═════ Data for processing ═════

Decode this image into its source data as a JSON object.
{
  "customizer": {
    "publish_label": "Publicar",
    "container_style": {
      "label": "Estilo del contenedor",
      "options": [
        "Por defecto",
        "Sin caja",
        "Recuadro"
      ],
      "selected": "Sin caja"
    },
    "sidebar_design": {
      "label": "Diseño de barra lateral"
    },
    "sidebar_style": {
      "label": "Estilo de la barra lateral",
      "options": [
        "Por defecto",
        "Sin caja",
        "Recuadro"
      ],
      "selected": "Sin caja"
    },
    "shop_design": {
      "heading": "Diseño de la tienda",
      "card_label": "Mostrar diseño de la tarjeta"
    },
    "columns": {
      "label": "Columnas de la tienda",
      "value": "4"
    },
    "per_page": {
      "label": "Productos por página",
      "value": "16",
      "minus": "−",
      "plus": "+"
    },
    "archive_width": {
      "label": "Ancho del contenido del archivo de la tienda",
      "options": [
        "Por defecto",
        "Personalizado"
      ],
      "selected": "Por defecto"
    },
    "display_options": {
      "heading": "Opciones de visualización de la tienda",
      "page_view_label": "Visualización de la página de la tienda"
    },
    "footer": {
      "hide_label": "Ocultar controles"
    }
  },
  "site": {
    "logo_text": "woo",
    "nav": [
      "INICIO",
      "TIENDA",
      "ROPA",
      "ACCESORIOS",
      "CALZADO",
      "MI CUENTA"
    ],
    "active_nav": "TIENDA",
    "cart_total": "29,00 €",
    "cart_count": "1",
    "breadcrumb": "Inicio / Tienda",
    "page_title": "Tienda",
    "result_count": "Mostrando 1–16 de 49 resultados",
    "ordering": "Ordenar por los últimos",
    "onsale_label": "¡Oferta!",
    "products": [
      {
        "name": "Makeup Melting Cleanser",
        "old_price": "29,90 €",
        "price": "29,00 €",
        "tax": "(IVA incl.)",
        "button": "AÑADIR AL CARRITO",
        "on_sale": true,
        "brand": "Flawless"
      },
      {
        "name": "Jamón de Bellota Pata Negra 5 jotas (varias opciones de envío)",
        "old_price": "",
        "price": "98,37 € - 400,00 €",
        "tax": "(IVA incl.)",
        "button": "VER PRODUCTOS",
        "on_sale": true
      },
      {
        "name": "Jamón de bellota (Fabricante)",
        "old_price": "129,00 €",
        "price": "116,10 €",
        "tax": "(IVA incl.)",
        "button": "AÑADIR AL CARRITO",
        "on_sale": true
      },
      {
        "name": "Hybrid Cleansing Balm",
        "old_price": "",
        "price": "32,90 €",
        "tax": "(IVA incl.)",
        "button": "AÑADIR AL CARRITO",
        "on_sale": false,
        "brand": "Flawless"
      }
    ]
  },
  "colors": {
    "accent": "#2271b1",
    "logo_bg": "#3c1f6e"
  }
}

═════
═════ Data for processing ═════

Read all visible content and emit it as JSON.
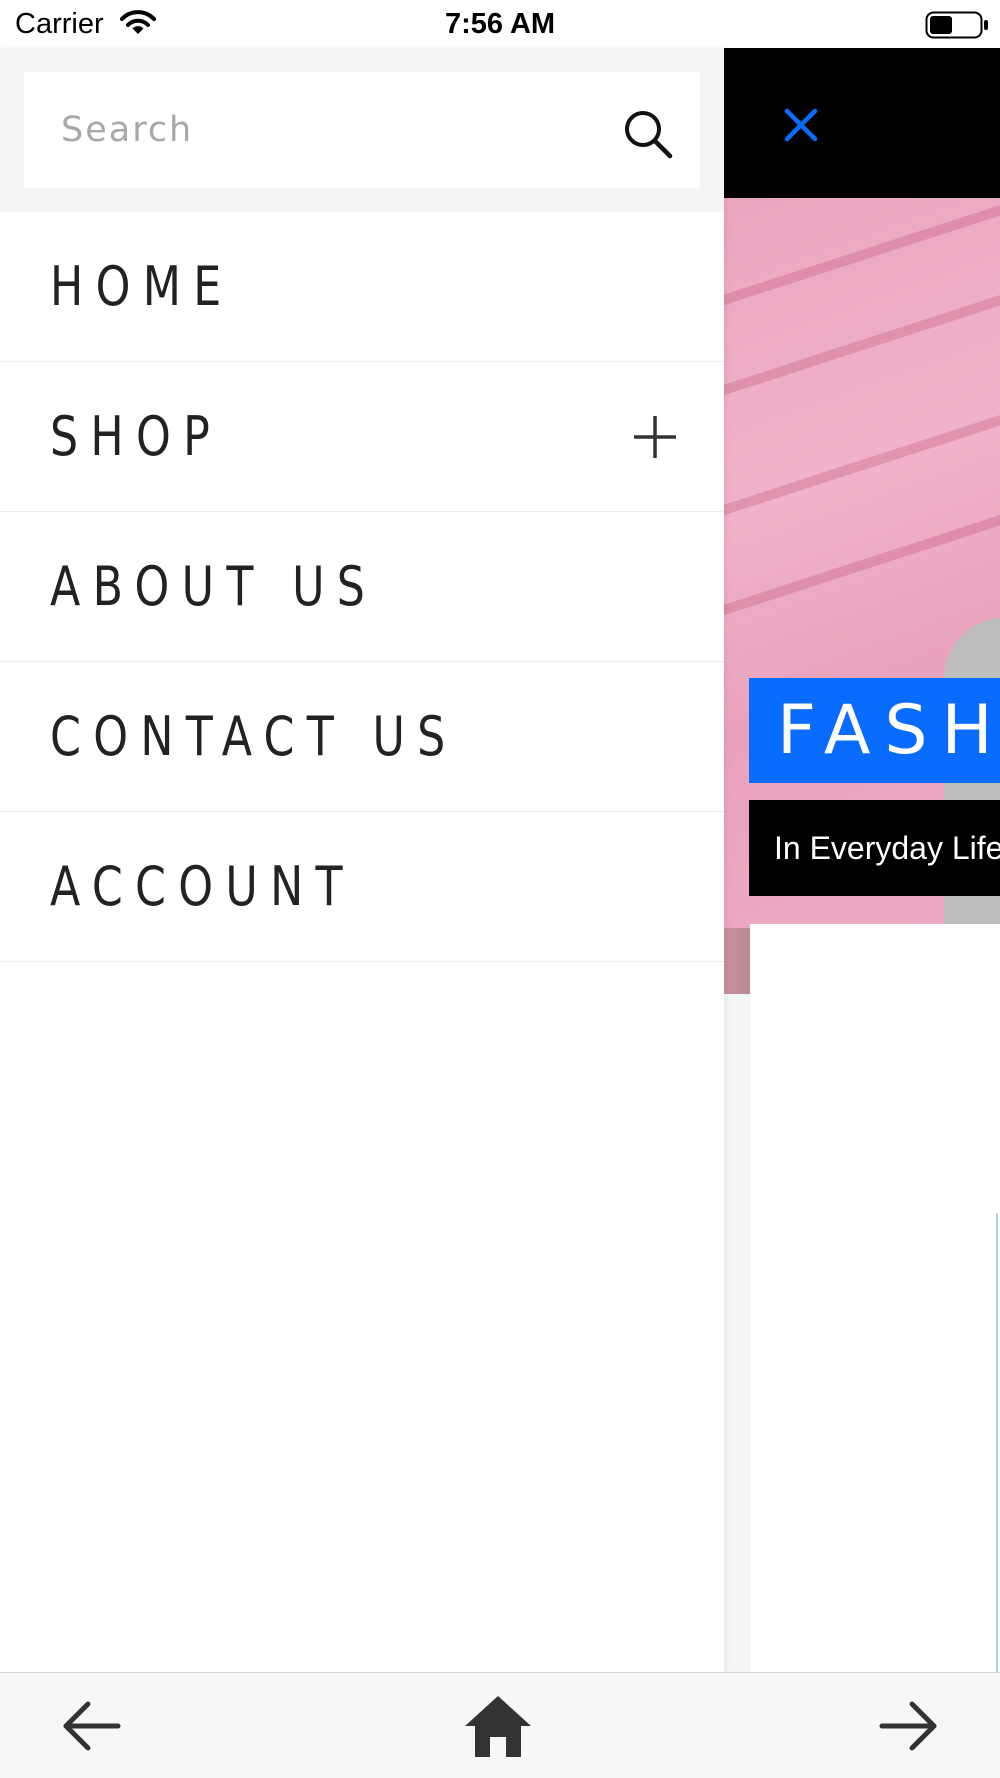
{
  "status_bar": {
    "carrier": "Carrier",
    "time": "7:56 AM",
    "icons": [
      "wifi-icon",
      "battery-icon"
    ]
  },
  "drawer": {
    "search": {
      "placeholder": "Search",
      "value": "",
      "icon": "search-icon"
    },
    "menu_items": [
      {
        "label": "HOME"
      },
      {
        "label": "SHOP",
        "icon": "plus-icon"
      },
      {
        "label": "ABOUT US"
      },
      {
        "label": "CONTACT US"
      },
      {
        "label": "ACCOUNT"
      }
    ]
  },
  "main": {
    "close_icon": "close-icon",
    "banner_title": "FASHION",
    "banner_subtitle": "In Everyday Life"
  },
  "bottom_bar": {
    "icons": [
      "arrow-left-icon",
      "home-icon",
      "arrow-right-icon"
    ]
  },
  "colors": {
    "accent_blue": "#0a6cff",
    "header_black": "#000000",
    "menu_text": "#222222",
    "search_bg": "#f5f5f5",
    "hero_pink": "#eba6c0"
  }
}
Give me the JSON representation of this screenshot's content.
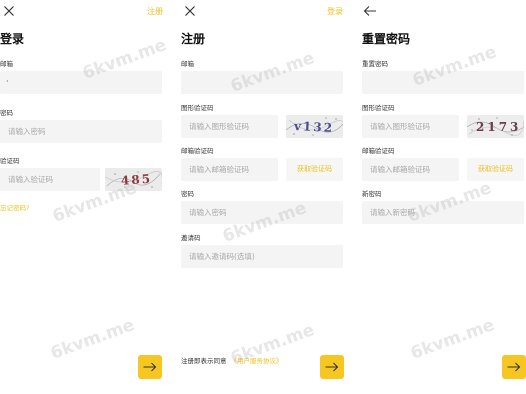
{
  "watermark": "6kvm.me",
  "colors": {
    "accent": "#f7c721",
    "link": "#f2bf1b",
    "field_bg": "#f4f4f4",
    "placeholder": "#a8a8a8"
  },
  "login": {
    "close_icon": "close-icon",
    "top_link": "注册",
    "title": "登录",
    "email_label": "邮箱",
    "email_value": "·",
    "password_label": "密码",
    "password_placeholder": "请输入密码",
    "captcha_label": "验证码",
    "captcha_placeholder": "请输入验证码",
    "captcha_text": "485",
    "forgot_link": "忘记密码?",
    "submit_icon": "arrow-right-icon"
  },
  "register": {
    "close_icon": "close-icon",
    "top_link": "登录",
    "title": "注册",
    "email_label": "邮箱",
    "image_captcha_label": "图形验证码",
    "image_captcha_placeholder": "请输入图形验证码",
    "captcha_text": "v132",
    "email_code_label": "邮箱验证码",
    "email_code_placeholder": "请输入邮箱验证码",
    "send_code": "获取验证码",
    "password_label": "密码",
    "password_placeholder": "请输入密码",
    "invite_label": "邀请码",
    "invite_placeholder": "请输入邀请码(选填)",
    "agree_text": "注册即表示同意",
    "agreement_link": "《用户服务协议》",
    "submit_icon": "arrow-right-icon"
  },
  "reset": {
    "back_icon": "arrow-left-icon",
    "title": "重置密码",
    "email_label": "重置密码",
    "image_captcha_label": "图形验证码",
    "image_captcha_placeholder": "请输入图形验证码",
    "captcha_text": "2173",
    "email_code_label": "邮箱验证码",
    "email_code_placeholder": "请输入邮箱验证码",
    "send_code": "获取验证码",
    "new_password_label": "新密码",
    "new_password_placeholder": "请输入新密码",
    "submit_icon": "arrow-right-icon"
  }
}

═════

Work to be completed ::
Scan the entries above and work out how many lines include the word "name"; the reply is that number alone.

The completed task ::
4